(Material shown)
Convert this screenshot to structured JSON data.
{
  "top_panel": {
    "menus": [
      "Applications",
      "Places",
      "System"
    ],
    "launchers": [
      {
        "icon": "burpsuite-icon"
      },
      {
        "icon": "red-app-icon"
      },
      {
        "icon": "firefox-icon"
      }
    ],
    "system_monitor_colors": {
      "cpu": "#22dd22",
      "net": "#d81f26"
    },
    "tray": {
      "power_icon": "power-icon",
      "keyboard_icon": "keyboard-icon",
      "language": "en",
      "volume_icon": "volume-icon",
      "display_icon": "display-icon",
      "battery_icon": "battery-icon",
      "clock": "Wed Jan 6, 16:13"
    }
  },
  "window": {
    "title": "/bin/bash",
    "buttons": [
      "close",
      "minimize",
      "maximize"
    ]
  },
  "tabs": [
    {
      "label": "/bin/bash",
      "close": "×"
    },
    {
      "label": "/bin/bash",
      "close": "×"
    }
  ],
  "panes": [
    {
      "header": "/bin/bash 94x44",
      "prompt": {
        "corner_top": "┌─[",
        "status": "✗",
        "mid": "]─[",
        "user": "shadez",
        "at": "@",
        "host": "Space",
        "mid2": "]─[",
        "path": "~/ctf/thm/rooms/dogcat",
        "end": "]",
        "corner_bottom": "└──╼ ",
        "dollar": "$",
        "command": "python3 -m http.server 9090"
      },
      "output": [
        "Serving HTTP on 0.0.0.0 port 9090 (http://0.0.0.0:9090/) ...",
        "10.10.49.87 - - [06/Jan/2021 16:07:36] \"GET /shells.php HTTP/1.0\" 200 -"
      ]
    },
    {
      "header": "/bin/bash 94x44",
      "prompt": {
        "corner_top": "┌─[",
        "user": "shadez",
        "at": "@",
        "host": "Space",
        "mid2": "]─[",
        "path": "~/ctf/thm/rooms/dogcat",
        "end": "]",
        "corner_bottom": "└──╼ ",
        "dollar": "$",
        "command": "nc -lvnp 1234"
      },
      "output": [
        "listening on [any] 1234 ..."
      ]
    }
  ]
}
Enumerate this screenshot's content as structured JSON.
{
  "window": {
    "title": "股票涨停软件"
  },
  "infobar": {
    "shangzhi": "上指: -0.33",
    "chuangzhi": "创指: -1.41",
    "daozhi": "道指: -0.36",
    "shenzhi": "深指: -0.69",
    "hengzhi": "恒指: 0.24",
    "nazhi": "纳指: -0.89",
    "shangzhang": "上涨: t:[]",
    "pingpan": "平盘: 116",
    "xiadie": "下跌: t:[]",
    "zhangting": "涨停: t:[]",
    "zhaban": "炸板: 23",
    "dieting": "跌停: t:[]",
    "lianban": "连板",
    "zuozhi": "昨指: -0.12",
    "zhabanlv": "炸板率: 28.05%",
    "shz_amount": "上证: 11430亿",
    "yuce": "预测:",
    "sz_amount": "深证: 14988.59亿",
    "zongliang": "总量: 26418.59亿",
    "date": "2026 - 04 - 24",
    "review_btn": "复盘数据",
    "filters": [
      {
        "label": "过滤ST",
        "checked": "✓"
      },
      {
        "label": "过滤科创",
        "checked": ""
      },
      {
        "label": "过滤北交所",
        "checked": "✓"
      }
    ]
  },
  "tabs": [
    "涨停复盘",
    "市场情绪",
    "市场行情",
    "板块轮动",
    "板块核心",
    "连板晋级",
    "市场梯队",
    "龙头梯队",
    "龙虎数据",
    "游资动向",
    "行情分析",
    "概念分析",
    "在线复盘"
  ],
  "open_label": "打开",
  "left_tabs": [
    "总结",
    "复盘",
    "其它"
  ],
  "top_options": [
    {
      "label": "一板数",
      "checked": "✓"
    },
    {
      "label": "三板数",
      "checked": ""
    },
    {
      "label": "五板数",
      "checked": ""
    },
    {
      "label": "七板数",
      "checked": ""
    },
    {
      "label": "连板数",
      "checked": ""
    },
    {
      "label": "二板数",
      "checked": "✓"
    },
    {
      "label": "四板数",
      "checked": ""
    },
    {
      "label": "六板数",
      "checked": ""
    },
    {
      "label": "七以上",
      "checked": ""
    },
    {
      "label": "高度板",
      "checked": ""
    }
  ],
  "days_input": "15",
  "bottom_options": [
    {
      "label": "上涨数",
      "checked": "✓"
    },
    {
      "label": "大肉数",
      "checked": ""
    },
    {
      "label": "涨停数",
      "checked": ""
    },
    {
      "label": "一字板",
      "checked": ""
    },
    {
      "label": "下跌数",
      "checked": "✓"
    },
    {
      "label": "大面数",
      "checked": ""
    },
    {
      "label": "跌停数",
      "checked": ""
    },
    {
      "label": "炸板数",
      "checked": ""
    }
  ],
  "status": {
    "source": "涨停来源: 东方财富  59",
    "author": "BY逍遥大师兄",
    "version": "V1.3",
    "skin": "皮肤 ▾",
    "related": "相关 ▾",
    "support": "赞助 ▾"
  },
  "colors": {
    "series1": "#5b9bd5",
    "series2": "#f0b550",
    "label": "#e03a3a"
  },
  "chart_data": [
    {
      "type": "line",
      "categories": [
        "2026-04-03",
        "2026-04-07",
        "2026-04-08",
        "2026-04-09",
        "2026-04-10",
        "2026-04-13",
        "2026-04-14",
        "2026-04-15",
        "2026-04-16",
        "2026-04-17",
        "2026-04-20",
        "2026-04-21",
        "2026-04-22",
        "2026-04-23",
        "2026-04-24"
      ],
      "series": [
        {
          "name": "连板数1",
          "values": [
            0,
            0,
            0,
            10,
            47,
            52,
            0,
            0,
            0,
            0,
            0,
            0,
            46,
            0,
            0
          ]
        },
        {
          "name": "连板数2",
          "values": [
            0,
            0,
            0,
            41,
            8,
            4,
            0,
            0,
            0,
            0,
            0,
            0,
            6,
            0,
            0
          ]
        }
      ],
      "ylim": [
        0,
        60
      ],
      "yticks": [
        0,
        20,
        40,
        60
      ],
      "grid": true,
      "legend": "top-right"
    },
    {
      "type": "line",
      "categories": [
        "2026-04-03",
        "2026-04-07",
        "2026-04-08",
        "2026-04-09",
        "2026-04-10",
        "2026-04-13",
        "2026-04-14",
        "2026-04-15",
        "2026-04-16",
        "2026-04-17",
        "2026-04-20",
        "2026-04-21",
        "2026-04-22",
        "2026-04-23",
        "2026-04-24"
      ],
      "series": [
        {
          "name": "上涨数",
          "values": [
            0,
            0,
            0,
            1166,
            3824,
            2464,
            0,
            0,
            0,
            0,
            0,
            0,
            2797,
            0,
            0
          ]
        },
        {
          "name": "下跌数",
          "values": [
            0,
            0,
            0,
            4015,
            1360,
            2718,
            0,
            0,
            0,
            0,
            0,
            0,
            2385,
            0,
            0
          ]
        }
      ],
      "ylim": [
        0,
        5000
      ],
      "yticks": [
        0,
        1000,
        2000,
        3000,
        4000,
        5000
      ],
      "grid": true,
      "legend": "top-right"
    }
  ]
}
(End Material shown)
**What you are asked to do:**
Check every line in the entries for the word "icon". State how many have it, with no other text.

**Result for this exercise:**
8